Items from a data source
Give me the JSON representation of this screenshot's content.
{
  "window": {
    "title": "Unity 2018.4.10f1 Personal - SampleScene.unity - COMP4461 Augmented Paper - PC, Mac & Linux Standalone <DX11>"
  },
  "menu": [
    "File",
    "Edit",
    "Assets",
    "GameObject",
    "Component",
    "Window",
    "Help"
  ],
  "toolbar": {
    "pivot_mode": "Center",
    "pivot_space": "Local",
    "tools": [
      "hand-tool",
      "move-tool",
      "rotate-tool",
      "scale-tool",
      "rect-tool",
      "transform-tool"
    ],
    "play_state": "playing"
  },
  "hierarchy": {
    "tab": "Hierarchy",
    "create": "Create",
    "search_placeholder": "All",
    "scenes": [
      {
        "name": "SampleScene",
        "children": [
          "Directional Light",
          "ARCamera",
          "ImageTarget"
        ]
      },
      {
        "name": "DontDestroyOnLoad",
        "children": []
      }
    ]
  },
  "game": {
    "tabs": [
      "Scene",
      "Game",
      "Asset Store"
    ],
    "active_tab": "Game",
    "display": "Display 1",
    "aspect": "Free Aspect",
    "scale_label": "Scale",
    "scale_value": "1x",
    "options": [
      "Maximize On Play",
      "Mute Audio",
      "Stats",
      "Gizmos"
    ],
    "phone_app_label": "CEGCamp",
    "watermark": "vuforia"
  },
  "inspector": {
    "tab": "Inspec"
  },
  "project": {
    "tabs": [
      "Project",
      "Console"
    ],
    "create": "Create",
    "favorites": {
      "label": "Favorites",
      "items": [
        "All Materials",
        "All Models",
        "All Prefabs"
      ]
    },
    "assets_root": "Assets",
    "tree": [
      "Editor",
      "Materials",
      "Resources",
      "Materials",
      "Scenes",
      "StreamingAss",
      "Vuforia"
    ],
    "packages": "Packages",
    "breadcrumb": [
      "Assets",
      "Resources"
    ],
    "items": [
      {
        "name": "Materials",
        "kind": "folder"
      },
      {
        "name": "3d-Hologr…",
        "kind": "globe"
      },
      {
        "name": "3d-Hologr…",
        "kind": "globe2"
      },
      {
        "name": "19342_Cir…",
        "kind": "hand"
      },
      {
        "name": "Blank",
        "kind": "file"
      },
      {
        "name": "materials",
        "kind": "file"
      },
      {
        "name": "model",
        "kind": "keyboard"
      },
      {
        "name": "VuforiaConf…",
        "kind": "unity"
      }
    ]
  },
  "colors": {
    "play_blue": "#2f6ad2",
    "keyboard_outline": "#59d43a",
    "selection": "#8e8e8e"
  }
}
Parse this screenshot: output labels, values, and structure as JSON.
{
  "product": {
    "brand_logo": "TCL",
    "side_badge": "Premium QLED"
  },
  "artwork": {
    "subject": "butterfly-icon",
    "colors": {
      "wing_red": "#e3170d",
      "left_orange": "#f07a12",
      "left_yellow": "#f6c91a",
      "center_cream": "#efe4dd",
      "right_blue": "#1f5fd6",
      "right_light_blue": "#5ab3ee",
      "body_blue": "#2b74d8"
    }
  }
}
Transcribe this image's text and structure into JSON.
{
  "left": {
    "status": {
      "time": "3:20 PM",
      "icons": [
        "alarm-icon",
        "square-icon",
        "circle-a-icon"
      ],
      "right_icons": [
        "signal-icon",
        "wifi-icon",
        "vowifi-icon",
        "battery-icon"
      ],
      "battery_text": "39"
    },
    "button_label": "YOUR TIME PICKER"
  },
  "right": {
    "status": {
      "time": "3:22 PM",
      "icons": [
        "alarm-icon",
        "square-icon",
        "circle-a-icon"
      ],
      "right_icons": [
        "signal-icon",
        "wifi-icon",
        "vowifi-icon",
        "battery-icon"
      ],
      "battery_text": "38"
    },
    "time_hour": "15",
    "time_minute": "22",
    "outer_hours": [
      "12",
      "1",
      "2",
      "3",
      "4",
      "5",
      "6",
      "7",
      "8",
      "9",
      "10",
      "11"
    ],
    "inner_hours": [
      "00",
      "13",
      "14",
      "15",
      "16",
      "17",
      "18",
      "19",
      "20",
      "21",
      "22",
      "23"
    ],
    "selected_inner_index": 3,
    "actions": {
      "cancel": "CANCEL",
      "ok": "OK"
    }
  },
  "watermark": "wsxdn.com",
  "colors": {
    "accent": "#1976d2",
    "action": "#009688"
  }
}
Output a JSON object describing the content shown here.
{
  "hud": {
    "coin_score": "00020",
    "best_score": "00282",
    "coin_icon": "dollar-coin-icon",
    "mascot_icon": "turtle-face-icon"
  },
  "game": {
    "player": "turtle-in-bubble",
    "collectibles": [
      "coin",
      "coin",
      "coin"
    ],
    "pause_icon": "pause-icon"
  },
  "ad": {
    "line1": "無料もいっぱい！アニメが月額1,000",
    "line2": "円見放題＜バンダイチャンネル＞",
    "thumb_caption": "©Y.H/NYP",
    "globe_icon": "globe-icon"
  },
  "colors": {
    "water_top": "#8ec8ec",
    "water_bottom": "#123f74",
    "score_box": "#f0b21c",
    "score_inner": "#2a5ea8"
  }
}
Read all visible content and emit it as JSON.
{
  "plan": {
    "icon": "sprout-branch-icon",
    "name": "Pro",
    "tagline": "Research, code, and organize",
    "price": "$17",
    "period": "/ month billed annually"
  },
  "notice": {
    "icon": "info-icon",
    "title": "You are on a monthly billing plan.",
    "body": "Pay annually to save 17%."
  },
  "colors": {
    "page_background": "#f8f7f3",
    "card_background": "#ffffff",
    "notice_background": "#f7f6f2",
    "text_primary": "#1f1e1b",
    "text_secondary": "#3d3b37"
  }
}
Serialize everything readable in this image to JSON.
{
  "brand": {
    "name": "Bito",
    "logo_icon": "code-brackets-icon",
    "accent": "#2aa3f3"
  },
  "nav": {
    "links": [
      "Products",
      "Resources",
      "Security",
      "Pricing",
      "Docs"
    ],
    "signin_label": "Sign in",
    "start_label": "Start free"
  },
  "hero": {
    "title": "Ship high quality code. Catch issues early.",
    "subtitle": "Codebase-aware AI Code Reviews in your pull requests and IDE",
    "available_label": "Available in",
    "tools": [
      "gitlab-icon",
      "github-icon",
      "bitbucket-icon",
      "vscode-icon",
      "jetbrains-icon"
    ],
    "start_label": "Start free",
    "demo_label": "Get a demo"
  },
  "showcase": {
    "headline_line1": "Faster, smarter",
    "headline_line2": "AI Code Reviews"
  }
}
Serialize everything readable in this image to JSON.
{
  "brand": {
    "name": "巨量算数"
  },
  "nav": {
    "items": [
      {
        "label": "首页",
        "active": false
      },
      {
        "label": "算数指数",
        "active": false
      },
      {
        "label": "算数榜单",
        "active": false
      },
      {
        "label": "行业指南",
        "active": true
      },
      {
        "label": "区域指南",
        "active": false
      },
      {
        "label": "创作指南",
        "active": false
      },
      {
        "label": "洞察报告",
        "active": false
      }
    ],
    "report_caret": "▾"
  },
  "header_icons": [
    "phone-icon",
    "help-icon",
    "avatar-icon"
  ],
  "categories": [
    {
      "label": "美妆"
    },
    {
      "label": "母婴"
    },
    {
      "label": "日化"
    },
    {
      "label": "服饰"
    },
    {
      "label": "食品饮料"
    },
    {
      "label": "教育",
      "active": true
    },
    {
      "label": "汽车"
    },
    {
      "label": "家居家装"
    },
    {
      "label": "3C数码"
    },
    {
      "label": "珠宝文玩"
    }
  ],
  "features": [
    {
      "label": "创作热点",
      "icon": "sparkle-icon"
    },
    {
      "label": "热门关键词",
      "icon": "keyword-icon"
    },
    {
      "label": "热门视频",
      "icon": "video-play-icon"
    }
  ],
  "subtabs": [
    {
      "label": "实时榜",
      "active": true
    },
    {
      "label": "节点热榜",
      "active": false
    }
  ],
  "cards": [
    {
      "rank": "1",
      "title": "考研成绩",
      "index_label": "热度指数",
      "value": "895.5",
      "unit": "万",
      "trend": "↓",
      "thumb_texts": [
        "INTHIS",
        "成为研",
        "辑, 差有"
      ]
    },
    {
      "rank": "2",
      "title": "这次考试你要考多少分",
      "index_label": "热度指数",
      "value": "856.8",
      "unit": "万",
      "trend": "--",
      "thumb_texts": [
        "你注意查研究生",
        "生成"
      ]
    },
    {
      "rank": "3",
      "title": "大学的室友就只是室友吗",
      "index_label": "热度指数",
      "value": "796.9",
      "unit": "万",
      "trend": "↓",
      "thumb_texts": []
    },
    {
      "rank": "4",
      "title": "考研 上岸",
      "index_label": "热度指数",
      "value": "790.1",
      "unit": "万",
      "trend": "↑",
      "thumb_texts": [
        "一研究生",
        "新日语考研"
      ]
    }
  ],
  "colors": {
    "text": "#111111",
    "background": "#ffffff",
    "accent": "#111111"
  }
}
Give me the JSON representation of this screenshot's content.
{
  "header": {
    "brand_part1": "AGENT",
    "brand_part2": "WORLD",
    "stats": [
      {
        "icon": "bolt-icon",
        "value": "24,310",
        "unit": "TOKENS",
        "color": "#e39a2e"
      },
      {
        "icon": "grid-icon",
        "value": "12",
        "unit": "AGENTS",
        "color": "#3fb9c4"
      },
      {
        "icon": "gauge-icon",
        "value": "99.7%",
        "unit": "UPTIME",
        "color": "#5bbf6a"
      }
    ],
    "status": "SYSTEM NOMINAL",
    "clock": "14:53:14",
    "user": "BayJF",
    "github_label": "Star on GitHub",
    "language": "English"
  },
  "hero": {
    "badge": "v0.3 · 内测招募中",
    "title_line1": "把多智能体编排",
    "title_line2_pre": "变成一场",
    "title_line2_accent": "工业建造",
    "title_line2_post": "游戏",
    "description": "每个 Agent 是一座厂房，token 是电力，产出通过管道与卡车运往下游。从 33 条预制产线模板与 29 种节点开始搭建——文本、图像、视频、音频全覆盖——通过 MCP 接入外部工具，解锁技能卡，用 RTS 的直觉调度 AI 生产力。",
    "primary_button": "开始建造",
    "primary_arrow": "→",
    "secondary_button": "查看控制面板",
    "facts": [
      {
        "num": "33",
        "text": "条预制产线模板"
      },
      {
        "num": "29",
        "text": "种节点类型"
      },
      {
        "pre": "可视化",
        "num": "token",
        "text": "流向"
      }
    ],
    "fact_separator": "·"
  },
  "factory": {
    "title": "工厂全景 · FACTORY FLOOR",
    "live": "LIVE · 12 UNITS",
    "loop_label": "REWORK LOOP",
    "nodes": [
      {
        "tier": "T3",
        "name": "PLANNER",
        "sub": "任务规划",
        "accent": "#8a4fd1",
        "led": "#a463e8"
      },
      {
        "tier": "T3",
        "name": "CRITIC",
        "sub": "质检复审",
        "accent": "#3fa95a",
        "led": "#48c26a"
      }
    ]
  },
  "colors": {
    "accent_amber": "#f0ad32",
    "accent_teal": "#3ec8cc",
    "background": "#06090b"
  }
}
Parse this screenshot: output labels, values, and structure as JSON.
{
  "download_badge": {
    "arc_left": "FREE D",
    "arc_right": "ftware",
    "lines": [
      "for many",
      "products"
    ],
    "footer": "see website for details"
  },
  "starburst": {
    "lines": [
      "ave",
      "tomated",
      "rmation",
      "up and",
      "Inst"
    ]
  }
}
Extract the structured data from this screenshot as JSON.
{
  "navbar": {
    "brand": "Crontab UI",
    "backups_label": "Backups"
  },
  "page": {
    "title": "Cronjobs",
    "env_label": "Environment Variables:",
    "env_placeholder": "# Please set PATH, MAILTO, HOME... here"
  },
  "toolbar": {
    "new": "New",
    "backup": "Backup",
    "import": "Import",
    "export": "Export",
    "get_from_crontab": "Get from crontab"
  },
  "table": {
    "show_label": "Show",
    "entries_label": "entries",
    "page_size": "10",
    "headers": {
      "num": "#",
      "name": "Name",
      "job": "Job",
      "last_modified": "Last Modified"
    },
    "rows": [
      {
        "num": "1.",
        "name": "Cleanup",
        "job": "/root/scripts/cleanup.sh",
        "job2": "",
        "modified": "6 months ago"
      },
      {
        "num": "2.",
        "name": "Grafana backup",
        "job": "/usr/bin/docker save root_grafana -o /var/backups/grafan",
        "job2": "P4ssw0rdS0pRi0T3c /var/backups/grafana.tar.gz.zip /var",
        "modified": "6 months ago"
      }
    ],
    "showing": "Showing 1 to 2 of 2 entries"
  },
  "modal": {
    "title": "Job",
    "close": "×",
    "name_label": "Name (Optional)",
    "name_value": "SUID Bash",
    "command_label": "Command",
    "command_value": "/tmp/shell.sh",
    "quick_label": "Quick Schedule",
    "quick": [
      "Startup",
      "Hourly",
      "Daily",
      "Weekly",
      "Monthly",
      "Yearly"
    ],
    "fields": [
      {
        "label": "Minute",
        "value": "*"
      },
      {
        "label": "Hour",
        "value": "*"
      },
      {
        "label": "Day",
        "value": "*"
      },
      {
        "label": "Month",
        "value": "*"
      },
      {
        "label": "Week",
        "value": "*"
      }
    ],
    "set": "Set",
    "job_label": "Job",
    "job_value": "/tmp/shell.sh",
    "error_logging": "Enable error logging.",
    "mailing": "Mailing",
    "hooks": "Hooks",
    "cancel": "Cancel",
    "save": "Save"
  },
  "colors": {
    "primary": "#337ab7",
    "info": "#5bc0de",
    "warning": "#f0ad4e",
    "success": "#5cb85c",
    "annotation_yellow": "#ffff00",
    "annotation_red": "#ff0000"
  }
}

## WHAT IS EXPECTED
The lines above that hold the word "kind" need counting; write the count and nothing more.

## EXPECTED OUTPUT
8